  • field and service robotics for variable, challenging environments.
    Automated robots can either assist human operators or replace humans in tasks that are:
    • repetitive
    • difficult
    • unpleasant
    • hazardous.
  • real-time computer vision systems for analysing human expressions and behaviour in real world situations
    • automated face and body tracking technology without the need for sensor suits is of particular interest to the medical, entertainment, communications and robotics communities.
  • pervasive computing technologies, such as sensor networks, that are revolutionising the collection of data.
    Our systems have features including
    • high quality, high resolution data
    • low cost harware
    • power efficient hardware and software
    • long range wireless communications.


Our research spans field robotics, pervasive computing and computer vision.

Our research is applied in areas such as:

  • mining – assisted or fully autonomous control of large scale surface and underground mining equipment including remote operation
  • materials handling – autonomous vehicles and associated equipment that navigate around industrial sites moving difficult loads
  • environmental monitoring – large scale wireless sensor networks independently collecting data in challenging environments
  • health – self-learning computer vision technology to recognise expressions and posture and aid in the diagnosis of medical conditions
  • agriculture – using sensor network technology to manage the movement of livestock and protect environmentally sensitive areas
  • infrastructure inspection – autonomous airborne or underwater vehicles for inspection of powerlines, cooling towers, pipelines, bridges and pylons.

Track record

Our major achievements include:

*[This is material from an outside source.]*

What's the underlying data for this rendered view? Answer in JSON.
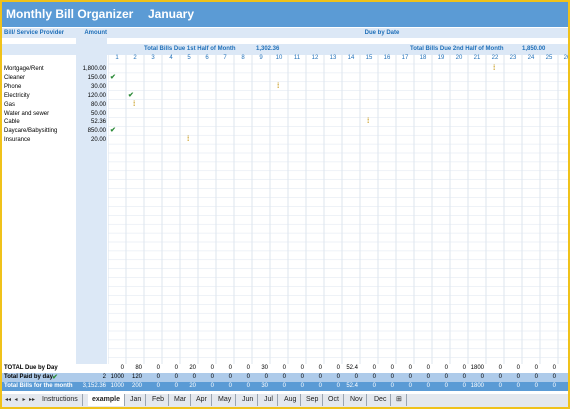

  • demonstrating the world’s largest robot − an autonomous dragline system for open-cut mining
  • co-founding the UAV (unmanned aerial vehicle) Outback Challenge with Queensland University of Technology and the Queensland government
  • establishing an integrated network of land- and water-based sensors monitoring  Brisbane’s major water supply
  • deploying a very large scale sensor network − 175 microclimate sensors and 10 multimedia nodes − for biodiversity management
  • mapping 17 km of tunnels in full 3D in two hours
  • Starbug, our autonomous miniature submarine, winning the 2006 Queensland Engineering Excellence Award for Innovation
  • licensing our underground navigation technology to the Caterpillar group for the automation of load haul dump vehicles.

Read about the technical details of the work done in our Autonomous Systems Laboratory [external link].